Component data from apps and pages
★ ★ ★ ★

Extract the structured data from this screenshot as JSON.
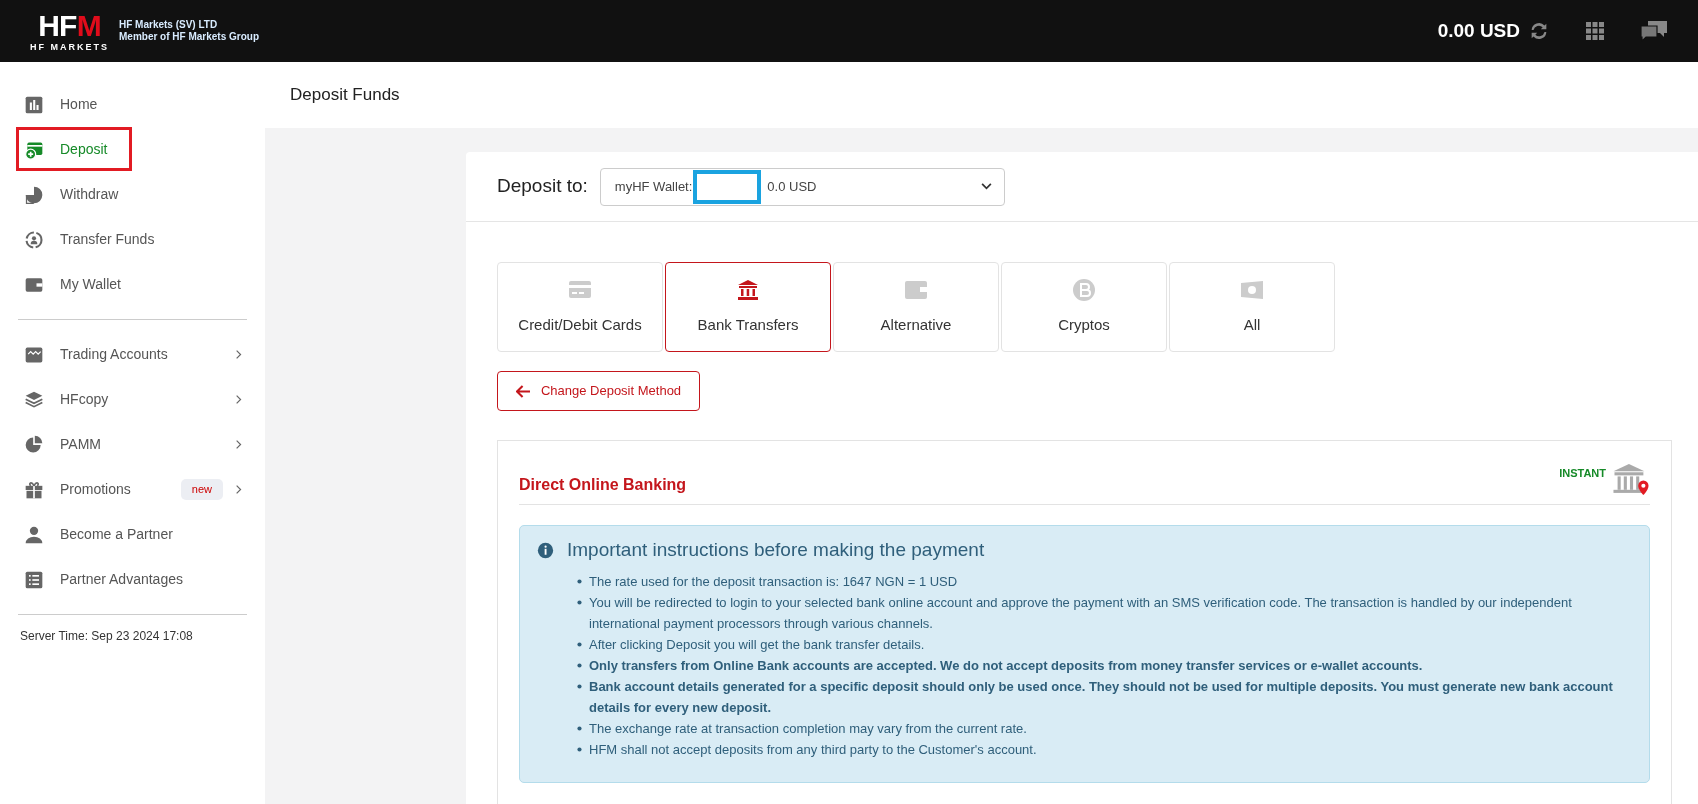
{
  "header": {
    "logo": {
      "mark_left": "HF",
      "mark_right": "M",
      "sub": "HF MARKETS"
    },
    "company": [
      "HF Markets (SV) LTD",
      "Member of HF Markets Group"
    ],
    "balance": "0.00 USD"
  },
  "sidebar": {
    "groups": [
      [
        {
          "label": "Home",
          "selected": false
        },
        {
          "label": "Deposit",
          "selected": true
        },
        {
          "label": "Withdraw",
          "selected": false
        },
        {
          "label": "Transfer Funds",
          "selected": false
        },
        {
          "label": "My Wallet",
          "selected": false
        }
      ],
      [
        {
          "label": "Trading Accounts",
          "selected": false,
          "expandable": true
        },
        {
          "label": "HFcopy",
          "selected": false,
          "expandable": true
        },
        {
          "label": "PAMM",
          "selected": false,
          "expandable": true
        },
        {
          "label": "Promotions",
          "selected": false,
          "expandable": true,
          "badge": "new"
        },
        {
          "label": "Become a Partner",
          "selected": false,
          "expandable": false
        },
        {
          "label": "Partner Advantages",
          "selected": false,
          "expandable": false
        }
      ]
    ],
    "server_time": "Server Time: Sep 23 2024 17:08"
  },
  "page_title": "Deposit Funds",
  "deposit_to": {
    "label": "Deposit to:",
    "wallet": "myHF Wallet:",
    "amount": "0.0 USD"
  },
  "methods": [
    {
      "label": "Credit/Debit Cards",
      "selected": false
    },
    {
      "label": "Bank Transfers",
      "selected": true
    },
    {
      "label": "Alternative",
      "selected": false
    },
    {
      "label": "Cryptos",
      "selected": false
    },
    {
      "label": "All",
      "selected": false
    }
  ],
  "change_button": "Change Deposit Method",
  "panel": {
    "title": "Direct Online Banking",
    "badge": "INSTANT",
    "notice": {
      "title": "Important instructions before making the payment",
      "items": [
        {
          "text": "The rate used for the deposit transaction is: 1647 NGN = 1 USD",
          "bold": false
        },
        {
          "text": "You will be redirected to login to your selected bank online account and approve the payment with an SMS verification code. The transaction is handled by our independent international payment processors through various channels.",
          "bold": false
        },
        {
          "text": "After clicking Deposit you will get the bank transfer details.",
          "bold": false
        },
        {
          "text": "Only transfers from Online Bank accounts are accepted. We do not accept deposits from money transfer services or e-wallet accounts.",
          "bold": true
        },
        {
          "text": "Bank account details generated for a specific deposit should only be used once. They should not be used for multiple deposits. You must generate new bank account details for every new deposit.",
          "bold": true
        },
        {
          "text": "The exchange rate at transaction completion may vary from the current rate.",
          "bold": false
        },
        {
          "text": "HFM shall not accept deposits from any third party to the Customer's account.",
          "bold": false
        }
      ]
    }
  }
}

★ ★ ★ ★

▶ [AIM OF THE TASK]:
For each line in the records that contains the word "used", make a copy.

▶ [ANSWER TO THE EXERCISE]:
          "text": "The rate used for the deposit transaction is: 1647 NGN = 1 USD",
          "text": "Bank account details generated for a specific deposit should only be used once. They should not be used for multiple deposits. You must generate new bank account details for every new deposit.",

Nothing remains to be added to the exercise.